Assignment:
Only the lines with "cuenta" in them need to be copied from the listing.
The input section start
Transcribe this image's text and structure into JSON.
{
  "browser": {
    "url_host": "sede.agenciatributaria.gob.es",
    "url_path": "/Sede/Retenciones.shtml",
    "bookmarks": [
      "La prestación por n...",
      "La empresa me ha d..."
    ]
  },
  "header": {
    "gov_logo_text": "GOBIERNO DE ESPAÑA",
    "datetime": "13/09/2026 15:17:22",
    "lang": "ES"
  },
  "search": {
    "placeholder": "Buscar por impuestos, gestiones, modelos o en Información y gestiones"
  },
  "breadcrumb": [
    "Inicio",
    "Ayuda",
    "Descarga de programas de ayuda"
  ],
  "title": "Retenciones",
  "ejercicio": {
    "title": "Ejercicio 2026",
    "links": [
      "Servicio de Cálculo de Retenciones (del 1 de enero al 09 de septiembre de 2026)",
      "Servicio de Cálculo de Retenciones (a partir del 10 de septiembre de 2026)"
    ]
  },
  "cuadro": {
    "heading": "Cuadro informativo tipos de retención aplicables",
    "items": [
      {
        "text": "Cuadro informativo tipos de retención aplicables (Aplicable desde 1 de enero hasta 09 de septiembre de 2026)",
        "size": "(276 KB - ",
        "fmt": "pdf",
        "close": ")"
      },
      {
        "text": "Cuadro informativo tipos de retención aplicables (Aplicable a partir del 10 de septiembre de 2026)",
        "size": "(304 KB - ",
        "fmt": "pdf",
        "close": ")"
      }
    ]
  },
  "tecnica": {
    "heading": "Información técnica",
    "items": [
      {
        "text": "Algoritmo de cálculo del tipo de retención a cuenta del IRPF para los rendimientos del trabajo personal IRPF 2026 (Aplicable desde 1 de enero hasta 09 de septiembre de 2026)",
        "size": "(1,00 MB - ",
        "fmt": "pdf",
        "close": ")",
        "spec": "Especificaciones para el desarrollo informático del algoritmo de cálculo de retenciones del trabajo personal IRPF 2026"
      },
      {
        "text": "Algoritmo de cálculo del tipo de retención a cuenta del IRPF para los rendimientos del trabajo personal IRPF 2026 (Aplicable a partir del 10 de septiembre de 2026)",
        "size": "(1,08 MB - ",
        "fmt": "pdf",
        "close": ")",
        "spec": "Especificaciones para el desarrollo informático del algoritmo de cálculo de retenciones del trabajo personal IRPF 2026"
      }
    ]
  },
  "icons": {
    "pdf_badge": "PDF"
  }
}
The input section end
Solution for this exercise:
        "text": "Algoritmo de cálculo del tipo de retención a cuenta del IRPF para los rendimientos del trabajo personal IRPF 2026 (Aplicable desde 1 de enero hasta 09 de septiembre de 2026)",
        "text": "Algoritmo de cálculo del tipo de retención a cuenta del IRPF para los rendimientos del trabajo personal IRPF 2026 (Aplicable a partir del 10 de septiembre de 2026)",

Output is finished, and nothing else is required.